» What is required:
In your copy of the data, omit the pictures and keep all else exactly as given.

» Provided information:

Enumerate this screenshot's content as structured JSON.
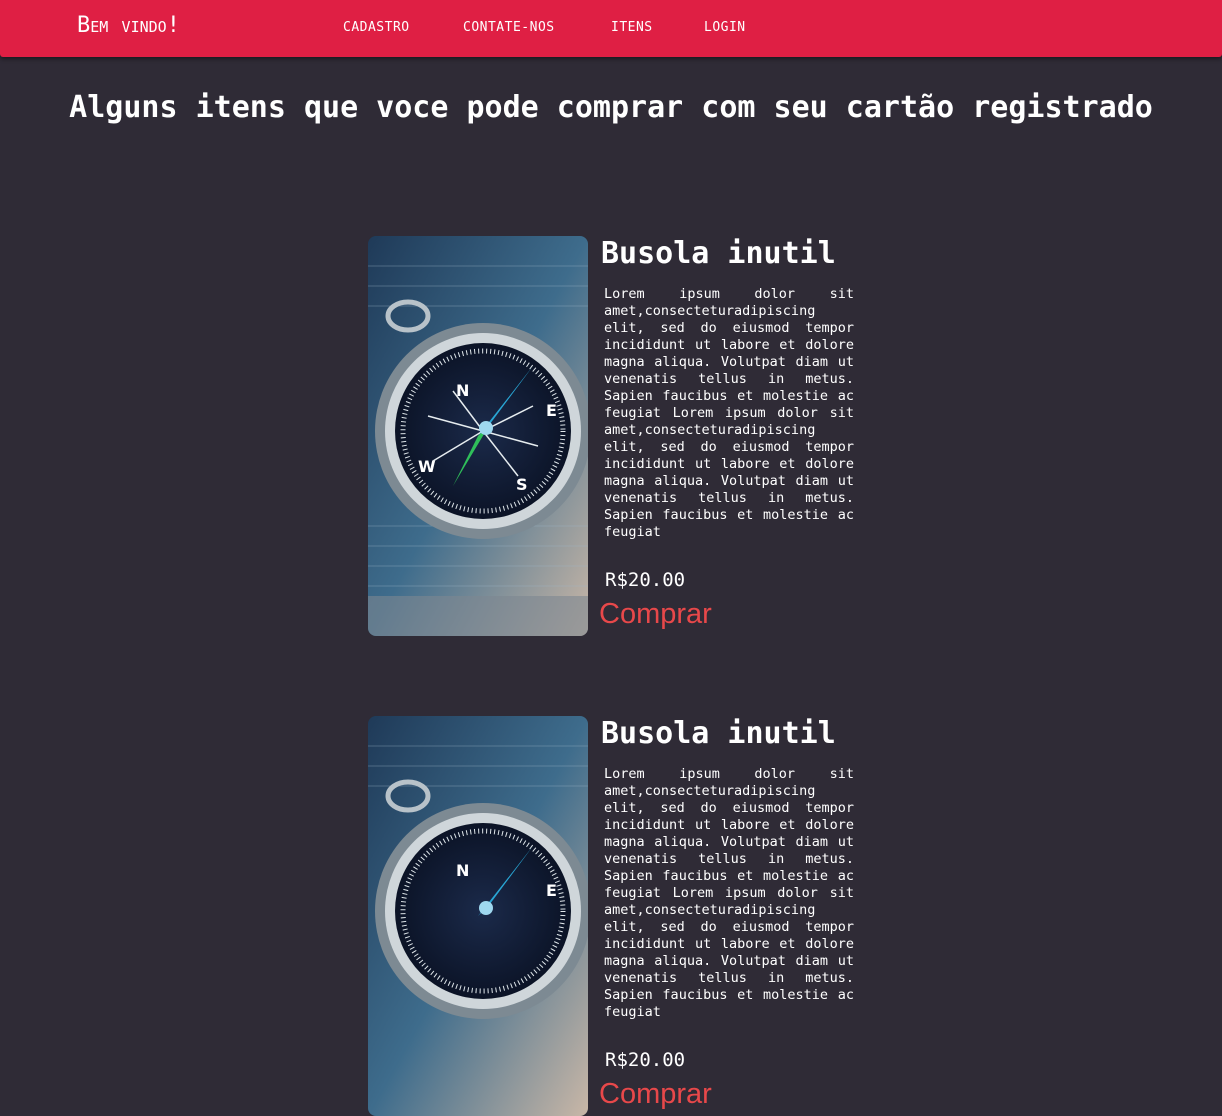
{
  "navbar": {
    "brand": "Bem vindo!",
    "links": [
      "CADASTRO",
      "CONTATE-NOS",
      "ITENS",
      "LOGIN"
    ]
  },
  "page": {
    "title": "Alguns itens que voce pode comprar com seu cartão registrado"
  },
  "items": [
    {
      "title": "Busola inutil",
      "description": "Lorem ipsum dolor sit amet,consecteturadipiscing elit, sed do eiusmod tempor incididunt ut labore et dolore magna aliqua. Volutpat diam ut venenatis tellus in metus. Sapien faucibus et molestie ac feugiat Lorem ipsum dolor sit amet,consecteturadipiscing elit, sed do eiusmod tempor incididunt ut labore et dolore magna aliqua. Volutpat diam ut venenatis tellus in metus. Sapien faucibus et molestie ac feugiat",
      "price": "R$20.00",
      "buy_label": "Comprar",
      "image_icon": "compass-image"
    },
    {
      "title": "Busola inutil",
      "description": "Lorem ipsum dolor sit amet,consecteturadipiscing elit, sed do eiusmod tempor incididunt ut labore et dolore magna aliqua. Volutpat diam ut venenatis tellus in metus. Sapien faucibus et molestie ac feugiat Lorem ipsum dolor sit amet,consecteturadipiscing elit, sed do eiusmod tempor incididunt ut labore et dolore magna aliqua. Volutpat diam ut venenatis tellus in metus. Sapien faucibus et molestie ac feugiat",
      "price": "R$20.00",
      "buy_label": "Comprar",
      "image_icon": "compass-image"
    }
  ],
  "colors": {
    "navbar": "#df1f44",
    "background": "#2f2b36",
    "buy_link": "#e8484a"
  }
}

» Answer for the task:
Enumerate this screenshot's content as structured JSON.
{
  "navbar": {
    "brand": "Bem vindo!",
    "links": [
      "CADASTRO",
      "CONTATE-NOS",
      "ITENS",
      "LOGIN"
    ]
  },
  "page": {
    "title": "Alguns itens que voce pode comprar com seu cartão registrado"
  },
  "items": [
    {
      "title": "Busola inutil",
      "description": "Lorem ipsum dolor sit amet,consecteturadipiscing elit, sed do eiusmod tempor incididunt ut labore et dolore magna aliqua. Volutpat diam ut venenatis tellus in metus. Sapien faucibus et molestie ac feugiat Lorem ipsum dolor sit amet,consecteturadipiscing elit, sed do eiusmod tempor incididunt ut labore et dolore magna aliqua. Volutpat diam ut venenatis tellus in metus. Sapien faucibus et molestie ac feugiat",
      "price": "R$20.00",
      "buy_label": "Comprar",
      "image_icon": "compass-image"
    },
    {
      "title": "Busola inutil",
      "description": "Lorem ipsum dolor sit amet,consecteturadipiscing elit, sed do eiusmod tempor incididunt ut labore et dolore magna aliqua. Volutpat diam ut venenatis tellus in metus. Sapien faucibus et molestie ac feugiat Lorem ipsum dolor sit amet,consecteturadipiscing elit, sed do eiusmod tempor incididunt ut labore et dolore magna aliqua. Volutpat diam ut venenatis tellus in metus. Sapien faucibus et molestie ac feugiat",
      "price": "R$20.00",
      "buy_label": "Comprar",
      "image_icon": "compass-image"
    }
  ],
  "colors": {
    "navbar": "#df1f44",
    "background": "#2f2b36",
    "buy_link": "#e8484a"
  }
}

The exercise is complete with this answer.